§ Task material
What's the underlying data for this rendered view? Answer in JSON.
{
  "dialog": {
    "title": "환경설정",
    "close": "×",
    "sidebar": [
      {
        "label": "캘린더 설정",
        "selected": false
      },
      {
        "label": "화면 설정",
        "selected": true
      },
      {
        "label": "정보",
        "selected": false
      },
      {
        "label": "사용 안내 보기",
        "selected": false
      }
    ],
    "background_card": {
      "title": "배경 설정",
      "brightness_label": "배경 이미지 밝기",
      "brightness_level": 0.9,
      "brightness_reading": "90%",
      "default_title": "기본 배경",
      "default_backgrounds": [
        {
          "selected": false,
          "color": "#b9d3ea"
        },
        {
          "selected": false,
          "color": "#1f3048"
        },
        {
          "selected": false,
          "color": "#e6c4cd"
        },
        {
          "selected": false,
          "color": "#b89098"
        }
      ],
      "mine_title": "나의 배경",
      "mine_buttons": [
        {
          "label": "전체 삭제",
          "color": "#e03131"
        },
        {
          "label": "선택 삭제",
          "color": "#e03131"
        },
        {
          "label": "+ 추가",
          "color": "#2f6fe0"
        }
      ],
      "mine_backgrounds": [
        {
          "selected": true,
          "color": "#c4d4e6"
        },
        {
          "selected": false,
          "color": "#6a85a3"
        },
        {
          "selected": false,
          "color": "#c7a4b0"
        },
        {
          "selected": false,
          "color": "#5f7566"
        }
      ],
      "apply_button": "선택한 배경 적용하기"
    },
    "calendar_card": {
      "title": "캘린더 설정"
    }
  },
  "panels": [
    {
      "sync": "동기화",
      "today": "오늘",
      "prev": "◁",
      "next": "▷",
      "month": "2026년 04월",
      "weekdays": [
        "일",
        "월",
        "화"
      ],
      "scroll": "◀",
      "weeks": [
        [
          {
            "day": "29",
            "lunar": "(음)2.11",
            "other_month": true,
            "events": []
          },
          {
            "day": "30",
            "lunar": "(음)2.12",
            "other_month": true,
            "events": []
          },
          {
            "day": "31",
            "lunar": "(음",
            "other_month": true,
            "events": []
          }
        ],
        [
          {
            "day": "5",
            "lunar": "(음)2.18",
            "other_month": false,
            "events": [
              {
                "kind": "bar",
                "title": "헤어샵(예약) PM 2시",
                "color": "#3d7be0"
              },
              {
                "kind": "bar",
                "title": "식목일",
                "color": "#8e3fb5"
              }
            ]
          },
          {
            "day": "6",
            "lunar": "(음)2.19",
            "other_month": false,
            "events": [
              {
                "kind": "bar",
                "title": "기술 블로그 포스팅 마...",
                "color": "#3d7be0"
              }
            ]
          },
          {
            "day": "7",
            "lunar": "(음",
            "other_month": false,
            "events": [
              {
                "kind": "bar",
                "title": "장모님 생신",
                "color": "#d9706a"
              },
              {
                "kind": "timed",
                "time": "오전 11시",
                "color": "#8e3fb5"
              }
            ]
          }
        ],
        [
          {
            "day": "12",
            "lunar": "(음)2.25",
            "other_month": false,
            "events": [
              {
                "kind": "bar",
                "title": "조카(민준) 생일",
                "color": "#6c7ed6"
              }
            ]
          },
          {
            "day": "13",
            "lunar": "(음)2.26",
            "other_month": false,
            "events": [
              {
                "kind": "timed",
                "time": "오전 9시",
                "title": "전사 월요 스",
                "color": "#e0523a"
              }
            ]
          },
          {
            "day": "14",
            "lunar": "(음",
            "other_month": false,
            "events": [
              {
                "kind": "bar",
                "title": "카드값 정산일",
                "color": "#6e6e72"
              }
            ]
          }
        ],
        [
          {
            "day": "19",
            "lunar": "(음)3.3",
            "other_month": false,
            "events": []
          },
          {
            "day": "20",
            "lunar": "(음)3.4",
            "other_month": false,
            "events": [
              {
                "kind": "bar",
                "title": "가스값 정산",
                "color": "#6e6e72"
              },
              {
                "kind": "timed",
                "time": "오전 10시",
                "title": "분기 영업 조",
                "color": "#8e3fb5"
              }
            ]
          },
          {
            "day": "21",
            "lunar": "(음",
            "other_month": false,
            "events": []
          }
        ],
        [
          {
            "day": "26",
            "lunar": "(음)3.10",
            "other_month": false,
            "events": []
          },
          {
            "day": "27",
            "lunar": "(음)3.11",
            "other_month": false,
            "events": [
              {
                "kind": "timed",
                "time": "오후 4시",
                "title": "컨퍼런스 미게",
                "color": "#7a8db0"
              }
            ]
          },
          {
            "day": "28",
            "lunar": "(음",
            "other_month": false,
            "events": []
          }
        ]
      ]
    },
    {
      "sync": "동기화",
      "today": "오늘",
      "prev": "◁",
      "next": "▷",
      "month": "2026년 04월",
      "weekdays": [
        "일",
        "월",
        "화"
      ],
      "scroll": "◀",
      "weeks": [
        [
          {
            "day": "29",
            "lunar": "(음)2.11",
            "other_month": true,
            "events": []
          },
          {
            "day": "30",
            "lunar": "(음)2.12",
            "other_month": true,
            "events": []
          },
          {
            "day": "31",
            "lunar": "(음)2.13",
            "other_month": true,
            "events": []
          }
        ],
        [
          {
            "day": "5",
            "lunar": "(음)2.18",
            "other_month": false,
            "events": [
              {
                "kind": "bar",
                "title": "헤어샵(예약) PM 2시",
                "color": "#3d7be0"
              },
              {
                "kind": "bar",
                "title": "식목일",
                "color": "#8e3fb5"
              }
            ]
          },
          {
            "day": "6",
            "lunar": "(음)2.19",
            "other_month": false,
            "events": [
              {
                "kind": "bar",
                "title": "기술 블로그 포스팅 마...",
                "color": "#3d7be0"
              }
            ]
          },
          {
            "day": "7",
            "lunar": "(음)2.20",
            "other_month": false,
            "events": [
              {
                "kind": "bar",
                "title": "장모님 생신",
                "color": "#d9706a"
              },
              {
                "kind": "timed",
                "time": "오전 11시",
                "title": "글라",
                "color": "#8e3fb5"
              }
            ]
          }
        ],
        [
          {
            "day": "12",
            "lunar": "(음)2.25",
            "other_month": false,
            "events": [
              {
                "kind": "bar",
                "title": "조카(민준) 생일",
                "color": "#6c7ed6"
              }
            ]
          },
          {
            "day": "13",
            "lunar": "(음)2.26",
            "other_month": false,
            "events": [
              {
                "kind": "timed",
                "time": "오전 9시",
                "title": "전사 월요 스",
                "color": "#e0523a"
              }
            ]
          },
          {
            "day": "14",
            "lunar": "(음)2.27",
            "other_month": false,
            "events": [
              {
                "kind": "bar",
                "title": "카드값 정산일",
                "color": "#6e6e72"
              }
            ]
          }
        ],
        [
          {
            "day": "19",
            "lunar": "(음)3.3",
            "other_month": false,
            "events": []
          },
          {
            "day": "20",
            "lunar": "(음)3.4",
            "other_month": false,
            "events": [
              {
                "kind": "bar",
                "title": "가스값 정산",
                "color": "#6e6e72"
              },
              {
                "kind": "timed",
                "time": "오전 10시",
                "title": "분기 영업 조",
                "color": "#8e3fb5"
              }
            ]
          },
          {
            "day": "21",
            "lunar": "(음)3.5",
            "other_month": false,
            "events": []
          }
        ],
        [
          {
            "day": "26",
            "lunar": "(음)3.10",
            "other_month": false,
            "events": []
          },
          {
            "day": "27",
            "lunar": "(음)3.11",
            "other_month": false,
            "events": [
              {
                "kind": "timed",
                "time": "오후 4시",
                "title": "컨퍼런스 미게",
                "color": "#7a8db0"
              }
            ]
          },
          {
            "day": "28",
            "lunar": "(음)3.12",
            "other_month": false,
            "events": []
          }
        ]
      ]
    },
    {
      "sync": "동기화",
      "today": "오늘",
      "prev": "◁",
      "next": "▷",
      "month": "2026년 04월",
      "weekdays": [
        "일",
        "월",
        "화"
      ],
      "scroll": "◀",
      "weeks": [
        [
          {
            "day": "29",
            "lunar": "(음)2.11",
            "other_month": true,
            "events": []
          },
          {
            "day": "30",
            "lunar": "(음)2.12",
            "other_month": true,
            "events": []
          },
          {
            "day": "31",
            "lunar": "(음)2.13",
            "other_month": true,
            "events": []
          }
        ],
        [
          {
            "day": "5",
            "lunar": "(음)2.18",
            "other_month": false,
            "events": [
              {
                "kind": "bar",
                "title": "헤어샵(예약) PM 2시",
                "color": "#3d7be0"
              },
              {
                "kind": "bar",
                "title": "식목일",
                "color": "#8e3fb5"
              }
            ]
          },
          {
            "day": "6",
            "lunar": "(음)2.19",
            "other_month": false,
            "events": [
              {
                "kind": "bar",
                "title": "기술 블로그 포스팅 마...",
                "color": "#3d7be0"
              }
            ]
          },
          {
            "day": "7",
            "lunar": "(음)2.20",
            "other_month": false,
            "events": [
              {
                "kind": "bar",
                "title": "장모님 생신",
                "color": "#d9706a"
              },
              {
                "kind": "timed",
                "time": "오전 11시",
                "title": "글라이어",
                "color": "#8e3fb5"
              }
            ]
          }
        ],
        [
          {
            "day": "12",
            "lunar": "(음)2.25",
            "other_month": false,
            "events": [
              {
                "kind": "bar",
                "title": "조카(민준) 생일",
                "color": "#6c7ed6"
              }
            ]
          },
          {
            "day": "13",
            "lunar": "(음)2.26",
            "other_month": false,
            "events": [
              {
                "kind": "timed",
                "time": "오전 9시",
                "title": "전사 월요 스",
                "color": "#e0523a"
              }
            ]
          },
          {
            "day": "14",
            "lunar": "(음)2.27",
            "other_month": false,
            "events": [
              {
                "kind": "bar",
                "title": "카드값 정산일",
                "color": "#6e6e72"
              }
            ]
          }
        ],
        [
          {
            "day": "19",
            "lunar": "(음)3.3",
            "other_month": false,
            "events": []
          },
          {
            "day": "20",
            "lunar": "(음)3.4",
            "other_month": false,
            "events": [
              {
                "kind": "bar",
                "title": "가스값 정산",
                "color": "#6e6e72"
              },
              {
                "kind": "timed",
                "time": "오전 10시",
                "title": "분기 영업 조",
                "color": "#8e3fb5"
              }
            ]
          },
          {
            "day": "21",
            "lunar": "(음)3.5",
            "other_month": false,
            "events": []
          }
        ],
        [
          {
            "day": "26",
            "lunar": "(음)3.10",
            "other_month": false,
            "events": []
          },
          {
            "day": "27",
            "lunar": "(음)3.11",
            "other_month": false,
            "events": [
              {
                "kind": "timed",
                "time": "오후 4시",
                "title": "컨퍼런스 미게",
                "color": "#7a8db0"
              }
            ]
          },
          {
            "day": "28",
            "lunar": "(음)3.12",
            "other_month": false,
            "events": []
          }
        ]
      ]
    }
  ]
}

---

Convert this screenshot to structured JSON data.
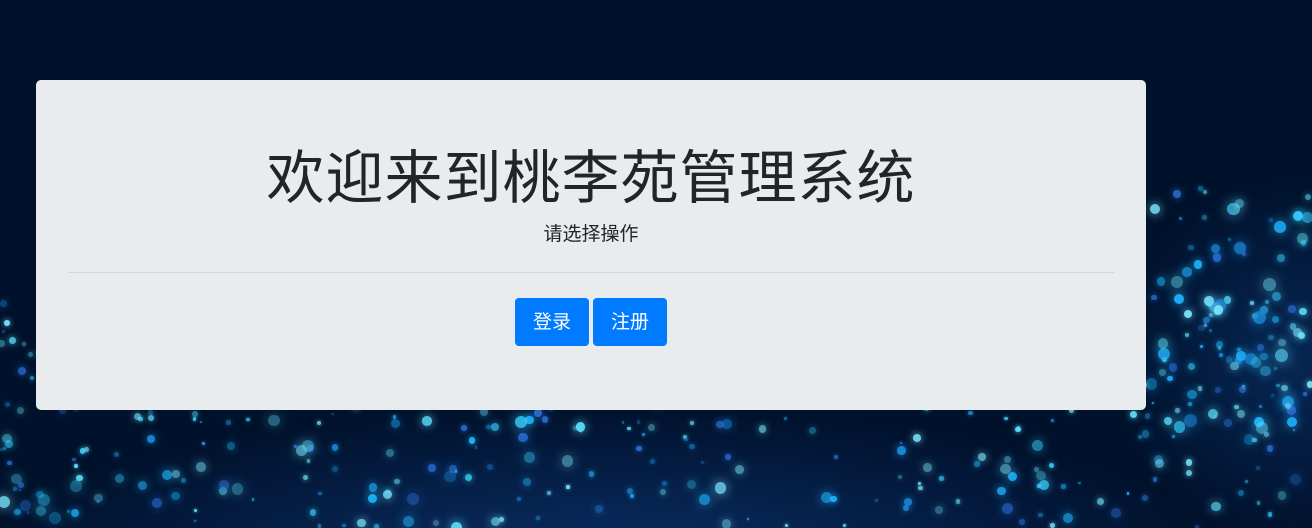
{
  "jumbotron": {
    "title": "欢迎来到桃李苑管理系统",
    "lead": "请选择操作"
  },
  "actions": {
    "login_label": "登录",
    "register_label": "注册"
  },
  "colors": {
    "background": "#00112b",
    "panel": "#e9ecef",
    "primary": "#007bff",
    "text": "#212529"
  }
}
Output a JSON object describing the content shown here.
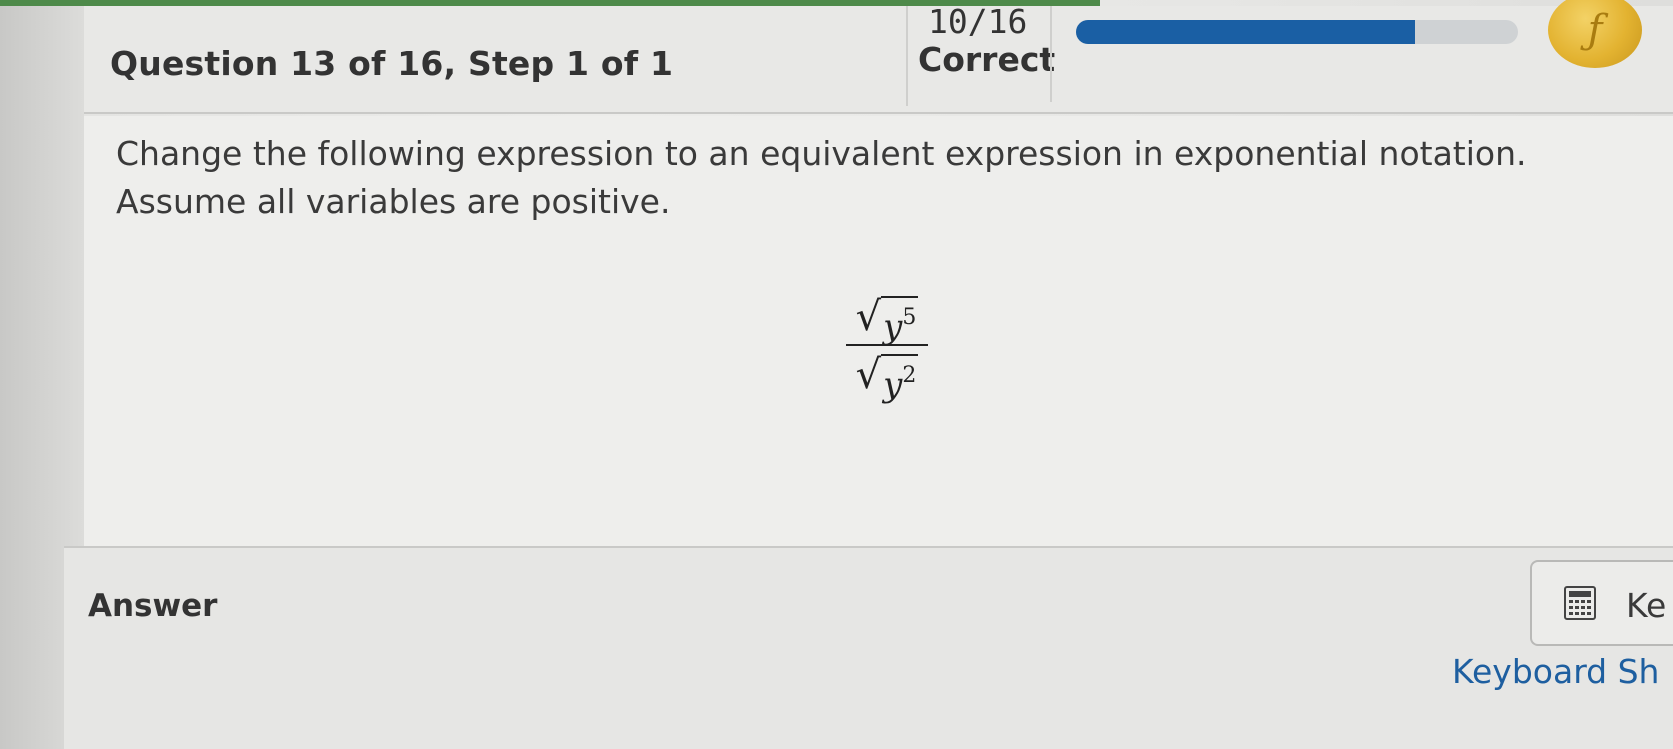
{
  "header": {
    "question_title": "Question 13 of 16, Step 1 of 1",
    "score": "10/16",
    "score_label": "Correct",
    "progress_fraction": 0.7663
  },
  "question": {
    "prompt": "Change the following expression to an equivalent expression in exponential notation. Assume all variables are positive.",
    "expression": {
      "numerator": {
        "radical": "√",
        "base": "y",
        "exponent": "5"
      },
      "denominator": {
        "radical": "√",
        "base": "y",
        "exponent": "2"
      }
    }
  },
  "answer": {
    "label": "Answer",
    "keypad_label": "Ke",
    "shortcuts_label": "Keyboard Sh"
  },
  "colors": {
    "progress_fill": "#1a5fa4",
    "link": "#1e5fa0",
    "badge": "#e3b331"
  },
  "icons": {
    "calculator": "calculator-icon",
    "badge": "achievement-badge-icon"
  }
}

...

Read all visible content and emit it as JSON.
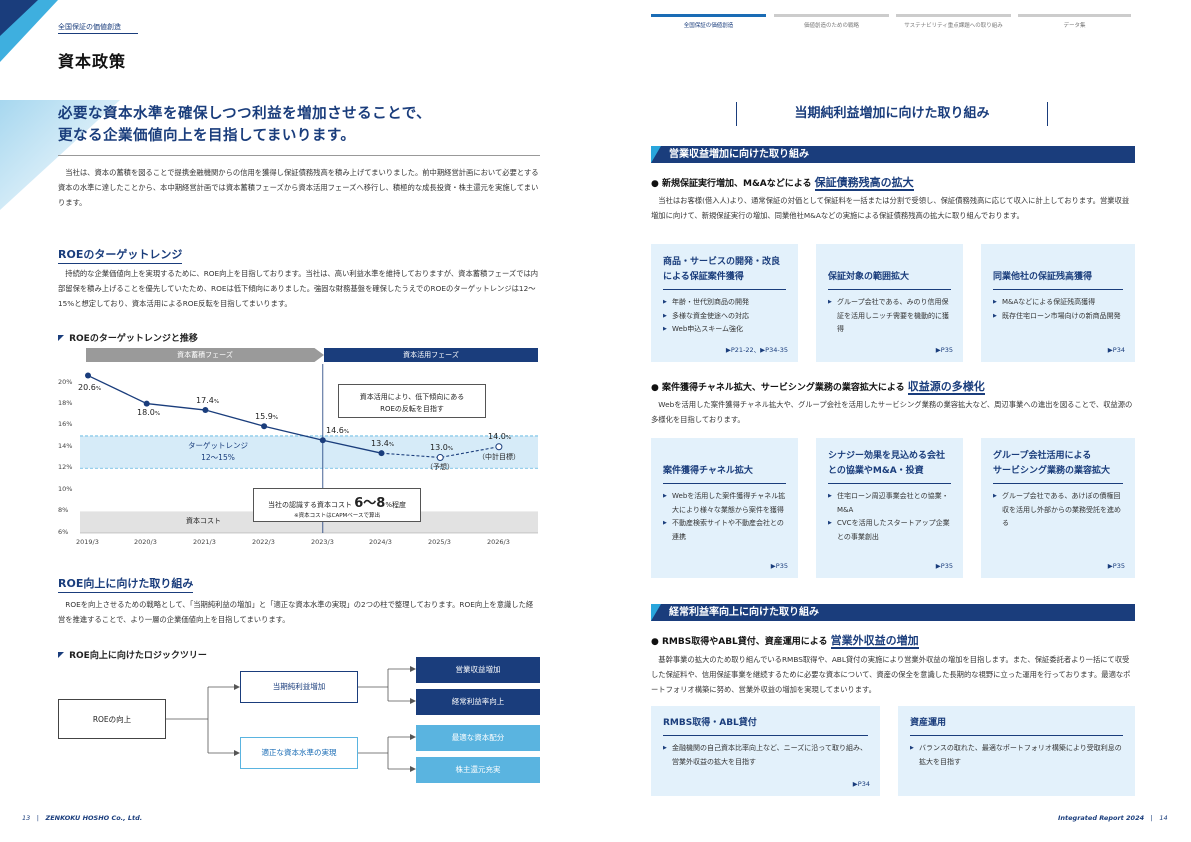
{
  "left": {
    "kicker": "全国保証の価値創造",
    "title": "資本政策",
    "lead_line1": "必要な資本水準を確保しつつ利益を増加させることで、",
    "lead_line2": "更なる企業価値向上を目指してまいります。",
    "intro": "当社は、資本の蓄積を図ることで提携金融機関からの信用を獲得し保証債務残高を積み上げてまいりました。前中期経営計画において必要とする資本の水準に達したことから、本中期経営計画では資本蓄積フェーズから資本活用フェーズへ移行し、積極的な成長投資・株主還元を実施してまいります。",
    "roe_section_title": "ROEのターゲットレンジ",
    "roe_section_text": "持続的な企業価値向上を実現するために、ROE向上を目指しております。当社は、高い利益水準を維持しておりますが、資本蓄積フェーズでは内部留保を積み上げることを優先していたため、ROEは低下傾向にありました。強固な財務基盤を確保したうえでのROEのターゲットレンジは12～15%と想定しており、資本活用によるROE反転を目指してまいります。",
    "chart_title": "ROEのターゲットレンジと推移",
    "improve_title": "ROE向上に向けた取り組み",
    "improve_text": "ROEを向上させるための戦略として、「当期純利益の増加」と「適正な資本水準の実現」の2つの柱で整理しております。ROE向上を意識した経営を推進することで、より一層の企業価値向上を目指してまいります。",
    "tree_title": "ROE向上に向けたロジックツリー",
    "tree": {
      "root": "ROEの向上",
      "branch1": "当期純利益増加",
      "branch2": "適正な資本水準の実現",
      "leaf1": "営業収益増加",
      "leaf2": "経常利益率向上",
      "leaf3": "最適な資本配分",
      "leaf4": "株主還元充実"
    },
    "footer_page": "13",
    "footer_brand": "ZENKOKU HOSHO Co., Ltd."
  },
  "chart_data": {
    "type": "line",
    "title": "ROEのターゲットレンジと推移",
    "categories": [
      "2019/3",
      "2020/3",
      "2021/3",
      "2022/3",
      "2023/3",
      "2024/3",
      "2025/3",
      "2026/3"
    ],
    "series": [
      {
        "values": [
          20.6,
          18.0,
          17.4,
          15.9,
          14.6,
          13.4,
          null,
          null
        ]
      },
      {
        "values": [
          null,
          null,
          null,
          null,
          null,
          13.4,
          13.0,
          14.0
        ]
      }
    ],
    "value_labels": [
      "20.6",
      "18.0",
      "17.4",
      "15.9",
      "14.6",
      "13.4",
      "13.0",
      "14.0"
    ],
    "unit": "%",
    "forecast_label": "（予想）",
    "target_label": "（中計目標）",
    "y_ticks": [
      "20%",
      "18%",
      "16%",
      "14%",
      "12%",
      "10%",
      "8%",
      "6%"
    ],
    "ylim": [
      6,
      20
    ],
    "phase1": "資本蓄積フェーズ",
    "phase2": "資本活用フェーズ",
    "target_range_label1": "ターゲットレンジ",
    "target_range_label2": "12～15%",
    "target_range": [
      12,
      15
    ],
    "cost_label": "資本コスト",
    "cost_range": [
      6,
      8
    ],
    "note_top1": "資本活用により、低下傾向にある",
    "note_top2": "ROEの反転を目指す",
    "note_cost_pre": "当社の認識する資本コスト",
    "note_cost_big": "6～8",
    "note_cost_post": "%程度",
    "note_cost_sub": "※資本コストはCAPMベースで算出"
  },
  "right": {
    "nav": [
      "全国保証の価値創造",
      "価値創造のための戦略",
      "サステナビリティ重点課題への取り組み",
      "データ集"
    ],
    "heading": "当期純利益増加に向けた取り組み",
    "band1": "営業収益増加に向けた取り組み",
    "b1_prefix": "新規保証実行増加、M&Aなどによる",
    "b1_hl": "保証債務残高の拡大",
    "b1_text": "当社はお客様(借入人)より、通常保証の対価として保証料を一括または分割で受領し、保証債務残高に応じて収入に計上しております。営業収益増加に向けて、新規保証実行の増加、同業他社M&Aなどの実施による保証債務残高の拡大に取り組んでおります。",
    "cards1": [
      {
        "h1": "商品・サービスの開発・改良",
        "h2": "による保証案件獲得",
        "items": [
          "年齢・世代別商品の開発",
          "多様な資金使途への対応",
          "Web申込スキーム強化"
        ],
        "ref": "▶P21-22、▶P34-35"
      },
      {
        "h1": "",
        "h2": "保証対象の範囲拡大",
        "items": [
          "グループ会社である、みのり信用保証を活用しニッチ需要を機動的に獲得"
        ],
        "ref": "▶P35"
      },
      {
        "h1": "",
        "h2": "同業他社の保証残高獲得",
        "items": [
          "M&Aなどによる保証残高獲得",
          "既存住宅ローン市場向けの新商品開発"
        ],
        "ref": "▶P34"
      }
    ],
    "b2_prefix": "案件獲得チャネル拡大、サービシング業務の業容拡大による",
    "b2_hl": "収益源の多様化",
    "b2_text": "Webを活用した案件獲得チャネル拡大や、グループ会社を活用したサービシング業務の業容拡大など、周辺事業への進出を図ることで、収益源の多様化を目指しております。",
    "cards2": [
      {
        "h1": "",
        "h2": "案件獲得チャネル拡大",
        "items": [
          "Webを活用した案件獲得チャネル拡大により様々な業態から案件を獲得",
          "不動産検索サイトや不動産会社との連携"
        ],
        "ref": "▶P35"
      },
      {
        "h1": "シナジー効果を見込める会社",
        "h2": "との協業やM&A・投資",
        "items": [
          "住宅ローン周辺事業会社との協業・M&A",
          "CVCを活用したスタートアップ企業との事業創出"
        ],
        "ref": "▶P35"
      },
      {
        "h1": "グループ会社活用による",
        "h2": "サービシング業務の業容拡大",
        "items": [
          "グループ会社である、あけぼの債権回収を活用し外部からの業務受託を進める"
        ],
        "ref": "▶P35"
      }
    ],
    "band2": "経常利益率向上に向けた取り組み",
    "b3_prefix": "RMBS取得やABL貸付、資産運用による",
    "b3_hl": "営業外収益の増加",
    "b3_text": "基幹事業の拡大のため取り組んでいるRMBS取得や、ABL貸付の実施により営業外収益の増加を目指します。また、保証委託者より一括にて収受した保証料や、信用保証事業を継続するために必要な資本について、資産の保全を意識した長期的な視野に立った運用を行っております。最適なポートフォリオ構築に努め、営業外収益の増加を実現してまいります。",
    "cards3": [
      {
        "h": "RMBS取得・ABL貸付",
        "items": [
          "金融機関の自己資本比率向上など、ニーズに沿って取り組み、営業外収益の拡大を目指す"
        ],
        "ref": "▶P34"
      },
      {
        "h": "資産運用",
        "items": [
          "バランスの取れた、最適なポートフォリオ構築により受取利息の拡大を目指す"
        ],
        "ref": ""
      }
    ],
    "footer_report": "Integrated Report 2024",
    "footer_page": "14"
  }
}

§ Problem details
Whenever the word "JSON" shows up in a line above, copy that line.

§ Task result
What's the underlying data for this rendered view? Answer in JSON.
Convert this screenshot to structured JSON data.
Output a JSON object describing the content shown here.
Read all visible content and emit it as JSON.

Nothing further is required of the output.